go red for women

In 2003, research revealed that heart disease was by far the No. 1 killer of women, and actually killed more women than men. To save lives and raise awareness of this serious issue, the American Heart Association launched Go Red For Women. And the red dress has become the iconic symbol of our battle against heart disease in women

National Wear Red Day® — the first Friday each February — is our special day to bring attention to this silent killer of women. We encourage everyone to wear red, raise their voices, know their cardiovascular risk and take action to live longer, healthier lives.

A Decade of Success

Since the first National Wear Red Day in 2003, we’ve made tremendous strides in the fight against heart disease in women. Through research and education to healthy lifestyle changes, we’re proud that:
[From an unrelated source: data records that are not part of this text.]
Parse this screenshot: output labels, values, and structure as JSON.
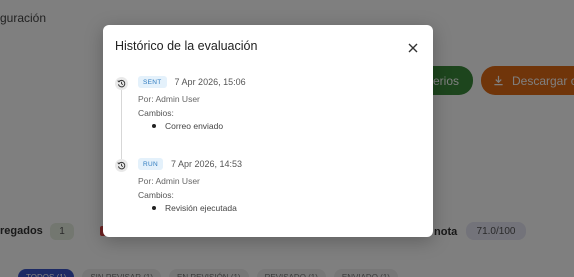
{
  "background": {
    "breadcrumb_partial": "guración",
    "criteria_button_partial": "terios",
    "download_button_partial": "Descargar ca",
    "stat_label_partial": "regados",
    "stat_count": "1",
    "grade_label_partial": "nota",
    "grade_value": "71.0/100",
    "tabs": [
      {
        "label": "TODOS (1)",
        "active": true
      },
      {
        "label": "SIN REVISAR (1)",
        "active": false
      },
      {
        "label": "EN REVISIÓN (1)",
        "active": false
      },
      {
        "label": "REVISADO (1)",
        "active": false
      },
      {
        "label": "ENVIADO (1)",
        "active": false
      }
    ],
    "colors": {
      "criteria_button": "#3a8a3a",
      "download_button": "#e06a15"
    }
  },
  "modal": {
    "title": "Histórico de la evaluación",
    "close_icon": "close-icon",
    "entries": [
      {
        "status": "SENT",
        "timestamp": "7 Apr 2026, 15:06",
        "by": "Por: Admin User",
        "changes_label": "Cambios:",
        "changes": [
          "Correo enviado"
        ],
        "icon": "history-icon"
      },
      {
        "status": "RUN",
        "timestamp": "7 Apr 2026, 14:53",
        "by": "Por: Admin User",
        "changes_label": "Cambios:",
        "changes": [
          "Revisión ejecutada"
        ],
        "icon": "history-icon"
      }
    ]
  }
}
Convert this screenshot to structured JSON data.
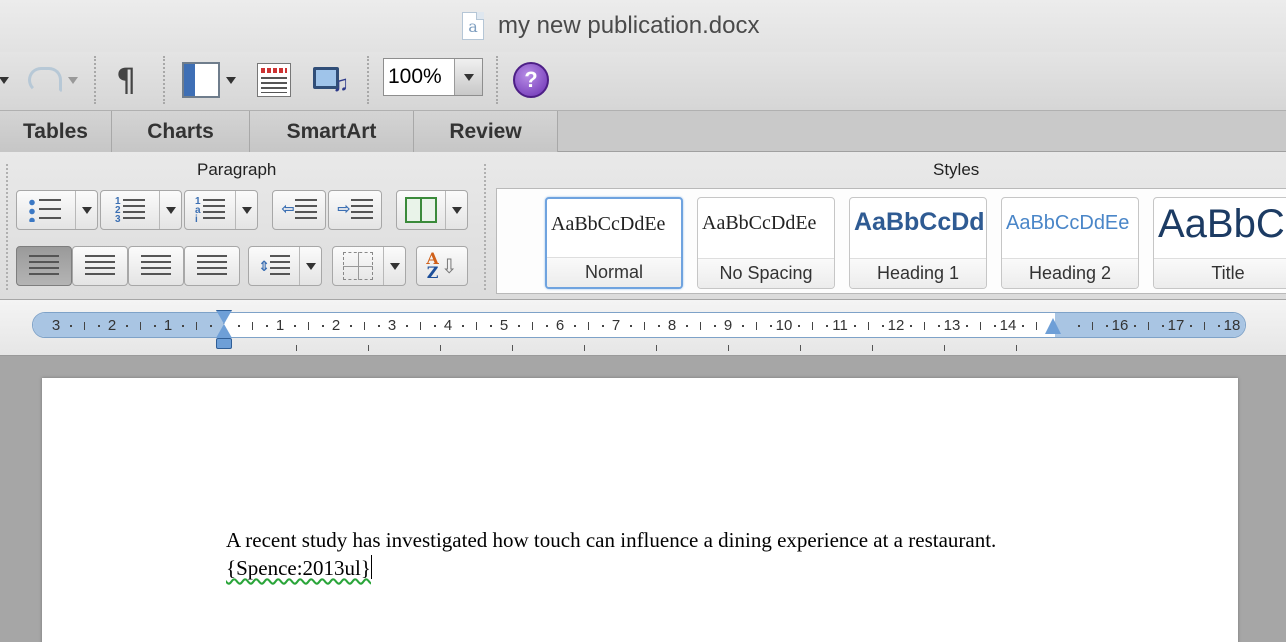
{
  "window": {
    "title": "my new publication.docx"
  },
  "toolbar": {
    "zoom": "100%",
    "help_label": "?"
  },
  "tabs": [
    "Tables",
    "Charts",
    "SmartArt",
    "Review"
  ],
  "ribbon": {
    "paragraph_label": "Paragraph",
    "styles_label": "Styles",
    "styles": [
      {
        "name": "Normal",
        "sample": "AaBbCcDdEe"
      },
      {
        "name": "No Spacing",
        "sample": "AaBbCcDdEe"
      },
      {
        "name": "Heading 1",
        "sample": "AaBbCcDd"
      },
      {
        "name": "Heading 2",
        "sample": "AaBbCcDdEe"
      },
      {
        "name": "Title",
        "sample": "AaBbC"
      }
    ],
    "accent_color": "#3b6fb3"
  },
  "ruler": {
    "left_numbers": [
      "3",
      "2",
      "1"
    ],
    "right_numbers": [
      "1",
      "2",
      "3",
      "4",
      "5",
      "6",
      "7",
      "8",
      "9",
      "10",
      "11",
      "12",
      "13",
      "14",
      "",
      "16",
      "17",
      "18"
    ]
  },
  "document": {
    "text": "A recent study has investigated how touch can influence a dining experience at a restaurant.  ",
    "citation": "{Spence:2013ul}"
  }
}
  1. 34% fewer women now die from heart disease, saving 330 lives every day.
  2. More women are taking ownership of their health by developing healthy lifestyles:
    • 37% are losing weight
    • 43% are checking their cholesterol
    • more than 50% exercise more
    • 60% have improved their diets
    • 33% have developed heart health plans with their doctor.
  3. Awareness is up. 23% more Americans now realize heart disease is the #1 killer of women.
  4. Awareness among minorities is up, doubling among Hispanic women and tripling among African American women.
  5. 15% have quit smoking, and high cholesterol has declined by 18%
  6. More communities have joined the fight. Registration in Go Red For Women is now more than 1.75 million. More than 25 million Red Dress Pins have been worn to support the cause. More than 185 cities host GRFW events and luncheons. And more than 2,000 landmarks light up in red on National Wear Red Day.
  7. Legislative efforts are making a difference. Women no longer pay higher premiums than men for health coverage. And 20 states have programs for low-income women to get screenings for heart disease and strokes through the Centers for Disease Control and Prevention’s WISEWOMAN.
  8. More gender-specific guidelines have been developed, because women’s symptoms and responses to medication differ from men’s.
  9. Gender-specific medical research is up. The FDA now requires clinical trial results be reported by gender.
  10. Gender-specific inequalities have been identified, ensuring women receive the same level of heart treatment as men

(details taken from, American Heart Association)